Go through the records and write each one out again exactly.
==== MATERIAL FOR THIS EXERCISE ====
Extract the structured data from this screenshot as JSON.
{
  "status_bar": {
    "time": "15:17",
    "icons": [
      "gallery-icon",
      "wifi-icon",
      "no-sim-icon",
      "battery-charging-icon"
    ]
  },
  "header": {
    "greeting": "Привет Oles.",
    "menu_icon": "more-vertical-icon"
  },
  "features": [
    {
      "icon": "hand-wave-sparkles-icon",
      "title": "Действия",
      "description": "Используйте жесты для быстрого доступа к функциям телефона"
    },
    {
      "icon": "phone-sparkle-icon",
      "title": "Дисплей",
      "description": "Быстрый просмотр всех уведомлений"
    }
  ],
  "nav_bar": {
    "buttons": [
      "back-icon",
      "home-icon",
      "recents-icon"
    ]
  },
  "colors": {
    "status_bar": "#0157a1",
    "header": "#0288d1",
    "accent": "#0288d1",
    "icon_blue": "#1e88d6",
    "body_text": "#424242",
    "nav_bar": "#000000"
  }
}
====
__RESULT OF THIS TASK__
Extract the structured data from this screenshot as JSON.
{
  "status_bar": {
    "time": "15:17",
    "icons": [
      "gallery-icon",
      "wifi-icon",
      "no-sim-icon",
      "battery-charging-icon"
    ]
  },
  "header": {
    "greeting": "Привет Oles.",
    "menu_icon": "more-vertical-icon"
  },
  "features": [
    {
      "icon": "hand-wave-sparkles-icon",
      "title": "Действия",
      "description": "Используйте жесты для быстрого доступа к функциям телефона"
    },
    {
      "icon": "phone-sparkle-icon",
      "title": "Дисплей",
      "description": "Быстрый просмотр всех уведомлений"
    }
  ],
  "nav_bar": {
    "buttons": [
      "back-icon",
      "home-icon",
      "recents-icon"
    ]
  },
  "colors": {
    "status_bar": "#0157a1",
    "header": "#0288d1",
    "accent": "#0288d1",
    "icon_blue": "#1e88d6",
    "body_text": "#424242",
    "nav_bar": "#000000"
  }
}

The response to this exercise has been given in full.